These stakeholders include the Zimbabwe National Water Authority (Zinwa which also worked hard to ensure farmers had supply of water for irrigation the ZETDC also came up with different strategies to ensure farmers had interrupted power supply during the winter cropping season.
This saw farmers being put in clusters so they could be prioritised on power supply.
Inputs manufacturers also played their role is ensuring there was enough seed on the market while the Ministry ensured farmers received the required advisory service to produce wheat viably.
Farmers were trained on important agronomic practices to increase yields.
The private sector was also tasked by Government to contribute at least 40 percent of the production of their raw material requirements in line with Government policy and the target was met this year.
As with all crops under the Second Republic a number of public and private financing arrangements were put in place so farmers could access their needed inputs in good time.
Wheat was planted under the Presidential Inputs Scheme, National Enhanced Agricultural Productivity Scheme also known as Command Agriculture/CBZ Agro-Yield and private sector schemes.
Agritex extension teams were in full force going to wheat growing areas training farmers on planting, calibration of planting machines, fertiliser application and disease control among other important agronomic practices.
Efforts were also made to avail combine harvesters so that the wheat could not be damaged by early rains.
Some challenges were, however, experienced in some parts of the country.
Veld fires and early rains affected the crop although no significant damage was done. The country remained self-sufficient.
Farmers also complained of challenges in transportation of the crop to the Grain Marketing Board Marketing.
Concerns were also raised over the delays in payments after farmers had delivered their wheat to the GMB.
The attainment of soft wheat self-sufficiency is premised on Government’s agricultural transformation anchored on active private and public sector participation.
According to Lands, Agriculture, Fisheries, Water and Rural Resettlement food self-sufficiency, import substitution, increased exports, increased value addition and beneficiation, increased employment and improved livelihoods can be better guaranteed by a vibrant water sector, anchored on robust, transparent, fair and accountable management of the sector.
Irrigation has been identified as a key component in wheat production.
In Zimbabwe wheat is grown in winter under irrigation.
According to the Ministry of Lands, irrigation will continue to have a prominent role in propelling agriculture in the context of Vision 2030. In this regard, efficient water use, through efficient irrigation systems, will be advocated.

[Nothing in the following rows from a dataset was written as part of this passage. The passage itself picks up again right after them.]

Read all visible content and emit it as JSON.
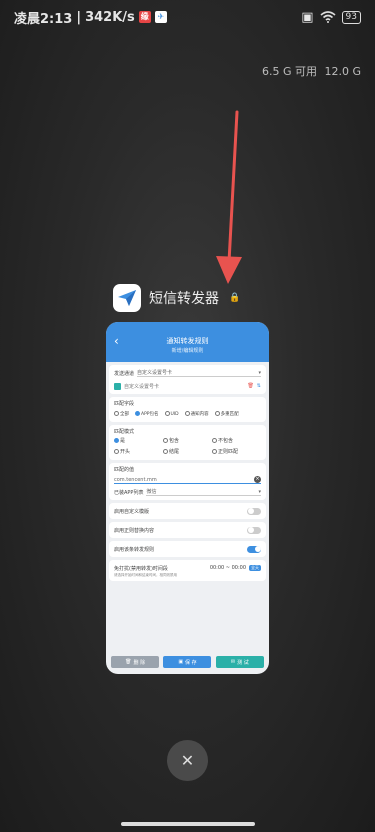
{
  "status": {
    "time": "凌晨2:13",
    "separator": "|",
    "speed": "342K/s",
    "battery": "93"
  },
  "memory": {
    "available": "6.5 G 可用",
    "total": "12.0 G"
  },
  "app": {
    "name": "短信转发器"
  },
  "card": {
    "title": "通知转发规则",
    "subtitle": "新增/编辑规则",
    "sender_label": "发送通道",
    "sender_value": "自定义设置号卡",
    "sender_chip": "自定义设置号卡",
    "match_field_label": "匹配字段",
    "match_fields": [
      "全部",
      "APP包名",
      "UID",
      "通知内容",
      "多重匹配"
    ],
    "match_type_label": "匹配模式",
    "match_types": [
      "是",
      "包含",
      "不包含",
      "开头",
      "结尾",
      "正则匹配"
    ],
    "match_value_label": "匹配的值",
    "match_value": "com.tencent.mm",
    "app_list_label": "已装APP列表",
    "app_list_value": "微信",
    "toggle1": "启用自定义模版",
    "toggle2": "启用正则替换内容",
    "toggle3": "启用该条转发规则",
    "silent_label": "免打扰(禁用转发)时间段",
    "silent_hint": "请选择开始时间和结束时间，相同则禁用",
    "silent_time": "00:00 ~ 00:00",
    "silent_pill": "全天",
    "btn_delete": "删 除",
    "btn_save": "保 存",
    "btn_test": "测 试"
  },
  "colors": {
    "accent": "#3d8fe0",
    "arrow": "#e8534f",
    "save": "#3d8fe0",
    "test": "#2bb0a8",
    "delete": "#9aa3ad"
  }
}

The country will continue to register surplus if all stakeholders play their part; if adequate funding is availed, inputs distributed early and farmers trained on important practices.

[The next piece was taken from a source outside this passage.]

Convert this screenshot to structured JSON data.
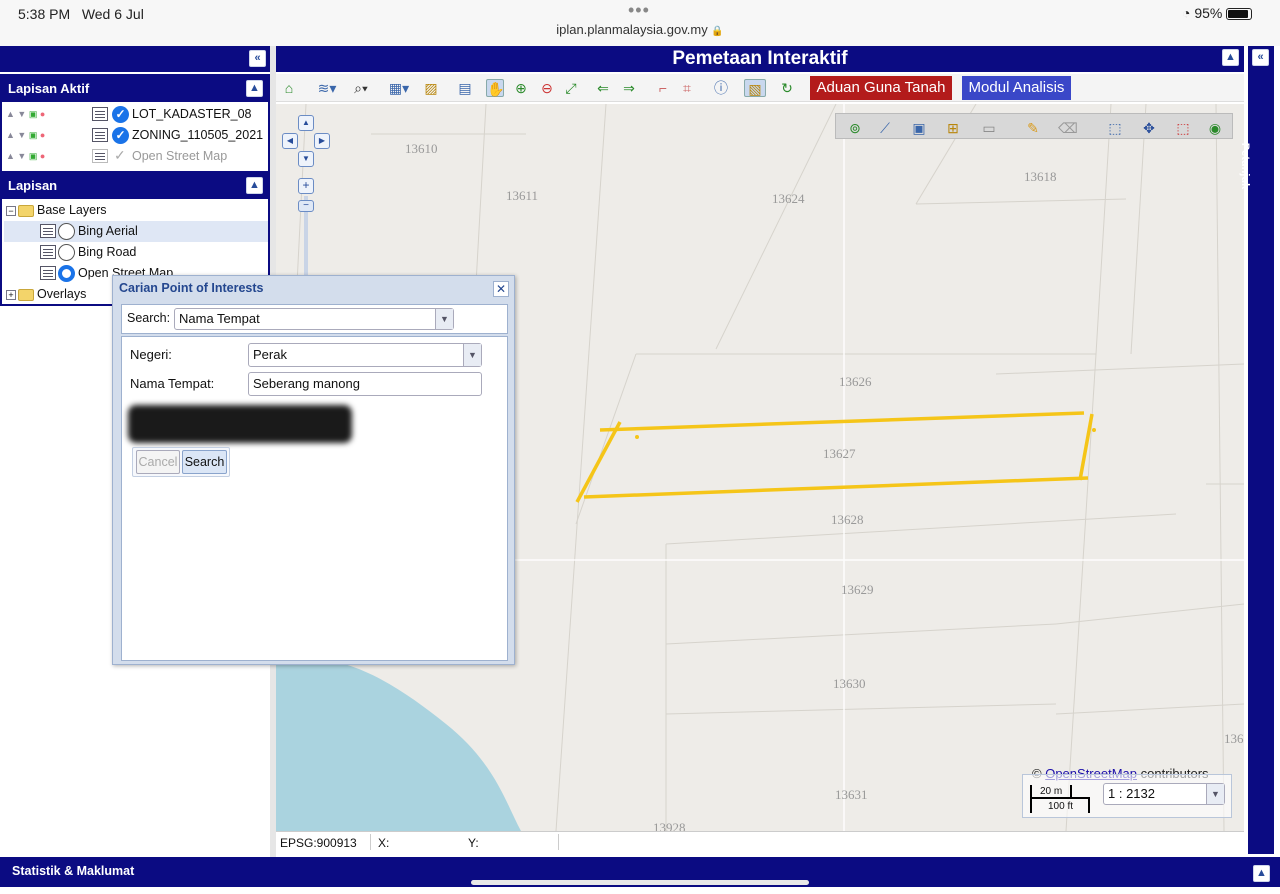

Farmers should also be equipped so they always plant within the planting window to prevent destruction of the crop by early rains. Harvesting equipment should also be available and affordable.
The announcement of pre-planting producer prices by Government also help motivate farmers to produce the crop.
A number of farmers have welcomed government’s move to peg producer prices in foreign currency. According to the farmers inputs are pegged in foreign currency and therefore they will not be able to break even if they get their payments wholly in RTGS.
The area under wheat production can also be improved.
The Ministry has also encouraged tobacco farmers to also consider producing wheat during the winter cropping season.
Tobacco growers could utilise their land for the irrigated tobacco for wheat production to ensure the country continue attaining self-sufficiency and building a strategic grain reserve for the cereal.
All farmers with land and have access to water for irrigation can also produce wheat even on a small scale so the nation become self-sufficient.
The tobacco industry has a sizeable hectarage that they put to irrigated tobacco about 20 000 hectares.
All this land could be utilised to grow wheat. The tobacco farmers’ 20 000 hectares can be used to produce a 100 000 tonnes of wheat.